After kidney transplant, kids who developed anti-human leukocyte antibodies against their donor kidney, known as de novo donor-specific antibodies (dnDSA) were found to be more likely to experience carotid intima-media thickening (CIMT) than those without these antibodies, according to preliminary research presented May 7, 2019, during the 10th Congress of the International Pediatric Transplant Association.
dnDSA play a key role in the survival of a transplanted organ. While human leukocyte antibodies protect the body from infection, dnDSA are a major cause of allograft loss. CIMT measures the thickness of the intima and media layers of the carotid artery and can serve as an early marker of cardiac disease.
However, this phenomenon has not been studied extensively in children who receive kidney transplants.
"In this prospective controlled cohort study, we compared outcomes among patients who developed dnDSA with transplant recipients who did not develop dnDSA and with race-matched healthy kids," says Kristen Sgambat, Ph.D., a pediatric renal dietitian at Children's National who was the study's lead author. "Children with dnDSA after transplant had 5.5% thicker CIMT than those who did not have dnDSA. Being African American was also independently associated with a 9.2% increase in CIMT among transplant recipients."
Additional studies will need to be conducted in larger numbers of pediatric kidney transplant recipients to verify this preliminary association, Sgambat adds.
10th Congress of the International Pediatric Transplant Association presentation:
* "Circulating de novo donor-specific antibodies and carotid intima-media thickness in pediatric kidney transplant recipients."
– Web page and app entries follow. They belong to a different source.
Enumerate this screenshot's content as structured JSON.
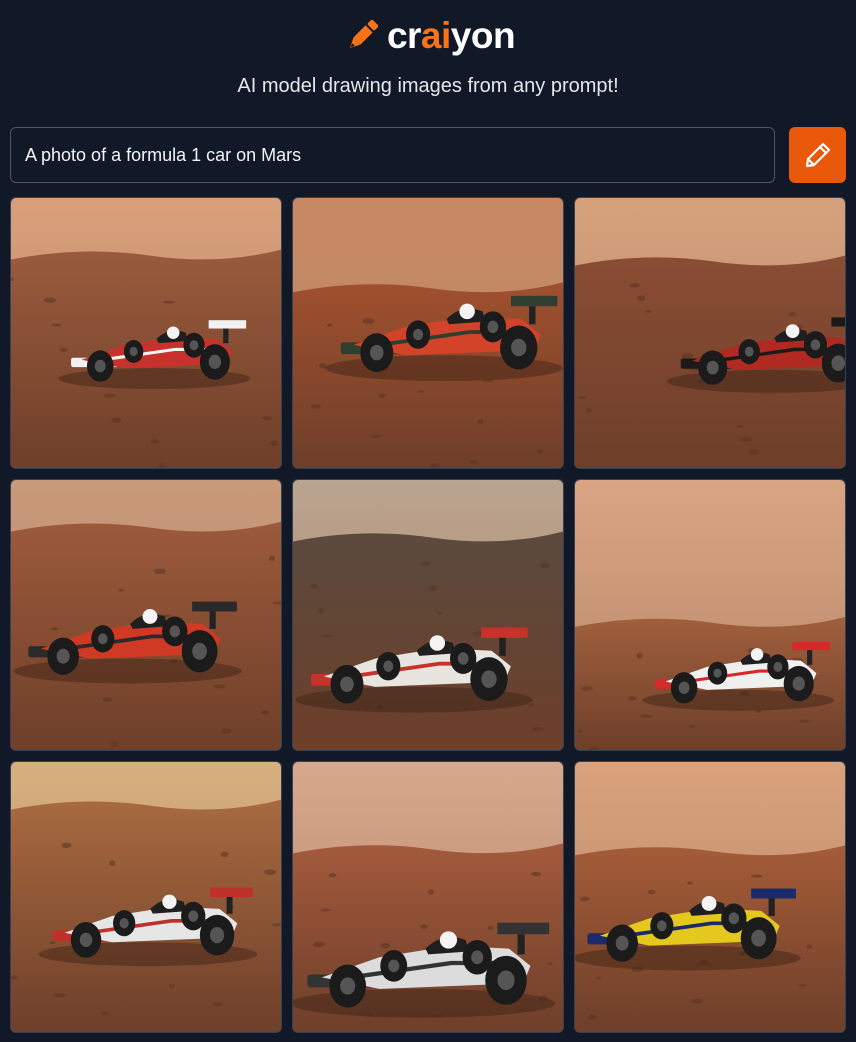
{
  "app": {
    "logo_text_pre": "cr",
    "logo_text_accent": "ai",
    "logo_text_post": "yon",
    "logo_icon": "crayon-pencil-icon",
    "tagline": "AI model drawing images from any prompt!"
  },
  "search": {
    "value": "A photo of a formula 1 car on Mars",
    "button_icon": "pencil-icon"
  },
  "colors": {
    "background": "#111827",
    "accent": "#f97316",
    "button": "#ea580c"
  },
  "results": [
    {
      "id": 1,
      "car_color": "#c8322c",
      "accent_color": "#f2f2f2",
      "sky": "#d9a07a",
      "ground": "#9a5b3c"
    },
    {
      "id": 2,
      "car_color": "#d2432a",
      "accent_color": "#2f3f2f",
      "sky": "#c98a63",
      "ground": "#a0502e"
    },
    {
      "id": 3,
      "car_color": "#b02a22",
      "accent_color": "#1a1a1a",
      "sky": "#d6a27d",
      "ground": "#8a4d34"
    },
    {
      "id": 4,
      "car_color": "#d03a25",
      "accent_color": "#2a2a2a",
      "sky": "#c99a7a",
      "ground": "#9c5a3a"
    },
    {
      "id": 5,
      "car_color": "#e8e4e0",
      "accent_color": "#c7322a",
      "sky": "#b9a48f",
      "ground": "#5a4a3e"
    },
    {
      "id": 6,
      "car_color": "#f0f0f0",
      "accent_color": "#d42a2a",
      "sky": "#d9a583",
      "ground": "#a0603d"
    },
    {
      "id": 7,
      "car_color": "#e6e6e6",
      "accent_color": "#c0302a",
      "sky": "#d8b07f",
      "ground": "#a86a40"
    },
    {
      "id": 8,
      "car_color": "#dcdcdc",
      "accent_color": "#333333",
      "sky": "#d8a88c",
      "ground": "#a45a3c"
    },
    {
      "id": 9,
      "car_color": "#e4c81e",
      "accent_color": "#1a2a6a",
      "sky": "#d9a27c",
      "ground": "#a55c38"
    }
  ]
}
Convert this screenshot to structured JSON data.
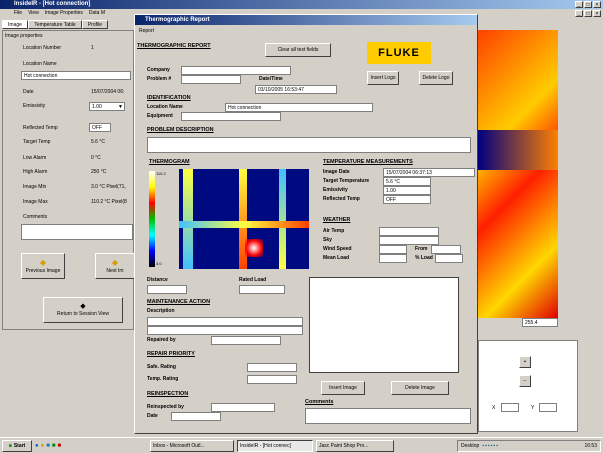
{
  "main_window": {
    "title": "InsideIR - [Hot connection]",
    "menu": [
      "File",
      "View",
      "Image Properties",
      "Data M"
    ],
    "tabs": [
      "Image",
      "Temperature Table",
      "Profile"
    ]
  },
  "props": {
    "section": "Image properties",
    "rows": [
      {
        "label": "Location Number",
        "value": "1"
      },
      {
        "label": "Location Name",
        "value": ""
      },
      {
        "label": "",
        "value": "Hot connection"
      },
      {
        "label": "Date",
        "value": "15/07/2004 06:"
      },
      {
        "label": "Emissivity",
        "value": "1.00"
      },
      {
        "label": "Reflected Temp",
        "value": "OFF"
      },
      {
        "label": "Target Temp",
        "value": "5.6 °C"
      },
      {
        "label": "Low Alarm",
        "value": "0 °C"
      },
      {
        "label": "High Alarm",
        "value": "250 °C"
      },
      {
        "label": "Image Min",
        "value": "3.0 °C  Pixel(71,"
      },
      {
        "label": "Image Max",
        "value": "110.2 °C  Pixel(8"
      },
      {
        "label": "Comments",
        "value": ""
      }
    ],
    "prev_label": "Previous Image",
    "next_label": "Next Im",
    "return_label": "Return to Session View"
  },
  "dialog": {
    "title": "Thermographic Report",
    "menu": "Report",
    "heading": "THERMOGRAPHIC REPORT",
    "clear_label": "Clear all text fields",
    "logo": "FLUKE",
    "insert_logo": "Insert Logo",
    "delete_logo": "Delete Logo",
    "company": "Company",
    "problem": "Problem #",
    "date_time_label": "Date/Time",
    "date_time_value": "03/10/2005 16:53:47",
    "identification": "IDENTIFICATION",
    "location_name": "Location Name",
    "location_value": "Hot connection",
    "equipment": "Equipment",
    "problem_desc": "PROBLEM DESCRIPTION",
    "thermogram": "THERMOGRAM",
    "scale_top": "110.2",
    "scale_bot": "3.0",
    "temp_meas": "TEMPERATURE MEASUREMENTS",
    "meas": [
      {
        "label": "Image Date",
        "value": "15/07/2004 06:37:13"
      },
      {
        "label": "Target Temperature",
        "value": "5.6 °C"
      },
      {
        "label": "Emissivity",
        "value": "1.00"
      },
      {
        "label": "Reflected Temp",
        "value": "OFF"
      }
    ],
    "weather": "WEATHER",
    "air_temp": "Air Temp",
    "sky": "Sky",
    "wind_speed": "Wind Speed",
    "from": "From",
    "mean_load": "Mean Load",
    "pct_load": "% Load",
    "distance": "Distance",
    "rated_load": "Rated Load",
    "maintenance": "MAINTENANCE ACTION",
    "description": "Description",
    "repaired_by": "Repaired by",
    "repair_priority": "REPAIR PRIORITY",
    "safe_rating": "Safe. Rating",
    "temp_rating": "Temp. Rating",
    "reinspection": "REINSPECTION",
    "reinspected_by": "Reinspected by",
    "date": "Date",
    "insert_image": "Insert Image",
    "delete_image": "Delete Image",
    "comments": "Comments"
  },
  "right": {
    "scale_val": "255.4",
    "x_label": "X",
    "y_label": "Y"
  },
  "taskbar": {
    "start": "Start",
    "items": [
      "Inbox - Microsoft Outl...",
      "InsideIR - [Hot connec]",
      "Jasc Paint Shop Pro..."
    ],
    "desktop": "Desktop",
    "time": "16:53"
  },
  "colors": {
    "titlebar": "#0a246a",
    "fluke_yellow": "#ffcc00",
    "taskbar": "#d4d0c8"
  }
}
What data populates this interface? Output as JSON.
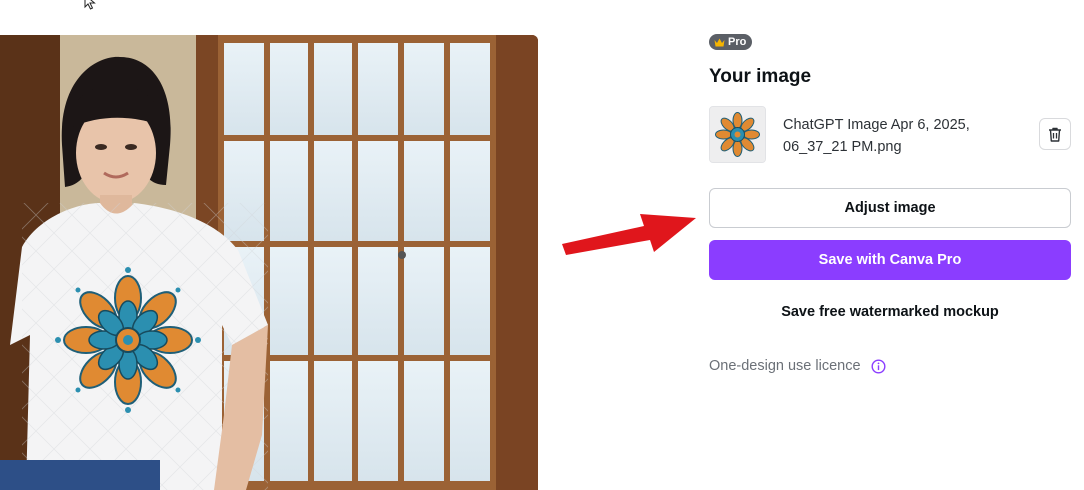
{
  "badge": {
    "label": "Pro",
    "icon": "crown-icon",
    "color": "#5b5f66",
    "icon_color": "#f5b400"
  },
  "panel": {
    "title": "Your image",
    "file_name": "ChatGPT Image Apr 6, 2025, 06_37_21 PM.png",
    "delete_icon": "trash-icon",
    "adjust_label": "Adjust image",
    "pro_label": "Save with Canva Pro",
    "free_label": "Save free watermarked mockup",
    "licence_label": "One-design use licence",
    "licence_icon": "info-icon"
  },
  "colors": {
    "accent": "#8b3dff",
    "arrow": "#e0161c"
  }
}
Kristen Sgambat, Ph.D., pediatric renal dietitian and study lead author; Sarah Clauss, M.D., cardiologist and study co-author; and Asha Moudgil, M.D., Medical Director, Transplant and senior study author, all of Children's National.